[What to work on] The records that follow must all be duplicated exactly.

======== Material for this exercise ========

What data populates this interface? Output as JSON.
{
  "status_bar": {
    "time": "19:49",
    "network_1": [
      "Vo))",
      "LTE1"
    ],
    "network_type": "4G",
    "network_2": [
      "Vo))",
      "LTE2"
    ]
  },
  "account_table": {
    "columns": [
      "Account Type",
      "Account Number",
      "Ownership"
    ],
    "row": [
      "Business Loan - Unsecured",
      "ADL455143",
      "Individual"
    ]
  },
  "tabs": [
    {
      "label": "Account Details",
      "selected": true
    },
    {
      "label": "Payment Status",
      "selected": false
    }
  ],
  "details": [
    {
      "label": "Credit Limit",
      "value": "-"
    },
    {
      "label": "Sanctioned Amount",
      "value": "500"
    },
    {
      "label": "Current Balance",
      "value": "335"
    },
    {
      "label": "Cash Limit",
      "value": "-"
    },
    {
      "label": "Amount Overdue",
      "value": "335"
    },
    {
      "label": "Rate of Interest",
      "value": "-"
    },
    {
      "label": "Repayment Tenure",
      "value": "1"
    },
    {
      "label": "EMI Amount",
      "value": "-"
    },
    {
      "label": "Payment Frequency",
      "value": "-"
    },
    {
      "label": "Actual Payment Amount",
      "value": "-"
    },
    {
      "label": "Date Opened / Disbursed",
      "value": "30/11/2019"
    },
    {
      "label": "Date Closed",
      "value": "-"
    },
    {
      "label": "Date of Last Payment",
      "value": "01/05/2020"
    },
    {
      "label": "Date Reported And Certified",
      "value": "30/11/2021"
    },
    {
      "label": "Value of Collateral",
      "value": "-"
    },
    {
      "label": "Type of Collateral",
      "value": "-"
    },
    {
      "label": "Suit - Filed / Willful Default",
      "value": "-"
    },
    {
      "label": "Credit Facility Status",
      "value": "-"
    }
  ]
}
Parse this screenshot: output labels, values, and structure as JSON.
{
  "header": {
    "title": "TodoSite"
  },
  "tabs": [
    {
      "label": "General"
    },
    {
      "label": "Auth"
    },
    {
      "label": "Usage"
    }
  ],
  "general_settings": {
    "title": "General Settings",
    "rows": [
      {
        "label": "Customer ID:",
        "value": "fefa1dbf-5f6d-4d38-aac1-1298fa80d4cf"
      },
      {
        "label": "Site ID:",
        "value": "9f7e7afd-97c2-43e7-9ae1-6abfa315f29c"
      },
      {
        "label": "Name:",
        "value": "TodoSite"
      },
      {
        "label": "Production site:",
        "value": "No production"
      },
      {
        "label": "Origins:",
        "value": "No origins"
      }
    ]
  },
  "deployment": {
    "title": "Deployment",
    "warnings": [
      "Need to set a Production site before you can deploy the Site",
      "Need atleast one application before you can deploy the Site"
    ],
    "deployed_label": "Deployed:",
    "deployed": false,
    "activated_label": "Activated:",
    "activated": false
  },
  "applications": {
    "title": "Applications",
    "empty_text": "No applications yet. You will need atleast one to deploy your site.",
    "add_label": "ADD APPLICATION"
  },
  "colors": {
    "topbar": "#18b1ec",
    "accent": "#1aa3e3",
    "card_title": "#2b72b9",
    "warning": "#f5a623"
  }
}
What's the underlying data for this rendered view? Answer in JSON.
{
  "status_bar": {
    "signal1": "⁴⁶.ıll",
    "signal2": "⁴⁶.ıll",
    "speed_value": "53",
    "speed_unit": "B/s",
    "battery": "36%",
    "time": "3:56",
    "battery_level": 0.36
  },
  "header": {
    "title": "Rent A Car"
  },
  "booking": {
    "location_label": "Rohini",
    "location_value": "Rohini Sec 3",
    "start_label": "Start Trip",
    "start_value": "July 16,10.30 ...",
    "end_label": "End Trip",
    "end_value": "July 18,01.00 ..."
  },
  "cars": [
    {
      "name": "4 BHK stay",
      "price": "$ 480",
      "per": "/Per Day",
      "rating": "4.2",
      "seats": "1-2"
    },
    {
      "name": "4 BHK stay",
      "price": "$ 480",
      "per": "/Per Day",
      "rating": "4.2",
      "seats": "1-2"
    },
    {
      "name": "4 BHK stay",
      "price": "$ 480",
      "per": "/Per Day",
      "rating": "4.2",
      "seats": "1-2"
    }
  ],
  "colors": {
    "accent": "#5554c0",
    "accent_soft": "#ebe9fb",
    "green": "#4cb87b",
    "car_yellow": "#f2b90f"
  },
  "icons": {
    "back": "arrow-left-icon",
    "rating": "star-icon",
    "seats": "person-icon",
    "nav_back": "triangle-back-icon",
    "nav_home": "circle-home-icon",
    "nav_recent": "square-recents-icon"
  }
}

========

[Exercise result]
What data populates this interface? Output as JSON.
{
  "status_bar": {
    "time": "19:49",
    "network_1": [
      "Vo))",
      "LTE1"
    ],
    "network_type": "4G",
    "network_2": [
      "Vo))",
      "LTE2"
    ]
  },
  "account_table": {
    "columns": [
      "Account Type",
      "Account Number",
      "Ownership"
    ],
    "row": [
      "Business Loan - Unsecured",
      "ADL455143",
      "Individual"
    ]
  },
  "tabs": [
    {
      "label": "Account Details",
      "selected": true
    },
    {
      "label": "Payment Status",
      "selected": false
    }
  ],
  "details": [
    {
      "label": "Credit Limit",
      "value": "-"
    },
    {
      "label": "Sanctioned Amount",
      "value": "500"
    },
    {
      "label": "Current Balance",
      "value": "335"
    },
    {
      "label": "Cash Limit",
      "value": "-"
    },
    {
      "label": "Amount Overdue",
      "value": "335"
    },
    {
      "label": "Rate of Interest",
      "value": "-"
    },
    {
      "label": "Repayment Tenure",
      "value": "1"
    },
    {
      "label": "EMI Amount",
      "value": "-"
    },
    {
      "label": "Payment Frequency",
      "value": "-"
    },
    {
      "label": "Actual Payment Amount",
      "value": "-"
    },
    {
      "label": "Date Opened / Disbursed",
      "value": "30/11/2019"
    },
    {
      "label": "Date Closed",
      "value": "-"
    },
    {
      "label": "Date of Last Payment",
      "value": "01/05/2020"
    },
    {
      "label": "Date Reported And Certified",
      "value": "30/11/2021"
    },
    {
      "label": "Value of Collateral",
      "value": "-"
    },
    {
      "label": "Type of Collateral",
      "value": "-"
    },
    {
      "label": "Suit - Filed / Willful Default",
      "value": "-"
    },
    {
      "label": "Credit Facility Status",
      "value": "-"
    }
  ]
}
Parse this screenshot: output labels, values, and structure as JSON.
{
  "header": {
    "title": "TodoSite"
  },
  "tabs": [
    {
      "label": "General"
    },
    {
      "label": "Auth"
    },
    {
      "label": "Usage"
    }
  ],
  "general_settings": {
    "title": "General Settings",
    "rows": [
      {
        "label": "Customer ID:",
        "value": "fefa1dbf-5f6d-4d38-aac1-1298fa80d4cf"
      },
      {
        "label": "Site ID:",
        "value": "9f7e7afd-97c2-43e7-9ae1-6abfa315f29c"
      },
      {
        "label": "Name:",
        "value": "TodoSite"
      },
      {
        "label": "Production site:",
        "value": "No production"
      },
      {
        "label": "Origins:",
        "value": "No origins"
      }
    ]
  },
  "deployment": {
    "title": "Deployment",
    "warnings": [
      "Need to set a Production site before you can deploy the Site",
      "Need atleast one application before you can deploy the Site"
    ],
    "deployed_label": "Deployed:",
    "deployed": false,
    "activated_label": "Activated:",
    "activated": false
  },
  "applications": {
    "title": "Applications",
    "empty_text": "No applications yet. You will need atleast one to deploy your site.",
    "add_label": "ADD APPLICATION"
  },
  "colors": {
    "topbar": "#18b1ec",
    "accent": "#1aa3e3",
    "card_title": "#2b72b9",
    "warning": "#f5a623"
  }
}
What's the underlying data for this rendered view? Answer in JSON.
{
  "status_bar": {
    "signal1": "⁴⁶.ıll",
    "signal2": "⁴⁶.ıll",
    "speed_value": "53",
    "speed_unit": "B/s",
    "battery": "36%",
    "time": "3:56",
    "battery_level": 0.36
  },
  "header": {
    "title": "Rent A Car"
  },
  "booking": {
    "location_label": "Rohini",
    "location_value": "Rohini Sec 3",
    "start_label": "Start Trip",
    "start_value": "July 16,10.30 ...",
    "end_label": "End Trip",
    "end_value": "July 18,01.00 ..."
  },
  "cars": [
    {
      "name": "4 BHK stay",
      "price": "$ 480",
      "per": "/Per Day",
      "rating": "4.2",
      "seats": "1-2"
    },
    {
      "name": "4 BHK stay",
      "price": "$ 480",
      "per": "/Per Day",
      "rating": "4.2",
      "seats": "1-2"
    },
    {
      "name": "4 BHK stay",
      "price": "$ 480",
      "per": "/Per Day",
      "rating": "4.2",
      "seats": "1-2"
    }
  ],
  "colors": {
    "accent": "#5554c0",
    "accent_soft": "#ebe9fb",
    "green": "#4cb87b",
    "car_yellow": "#f2b90f"
  },
  "icons": {
    "back": "arrow-left-icon",
    "rating": "star-icon",
    "seats": "person-icon",
    "nav_back": "triangle-back-icon",
    "nav_home": "circle-home-icon",
    "nav_recent": "square-recents-icon"
  }
}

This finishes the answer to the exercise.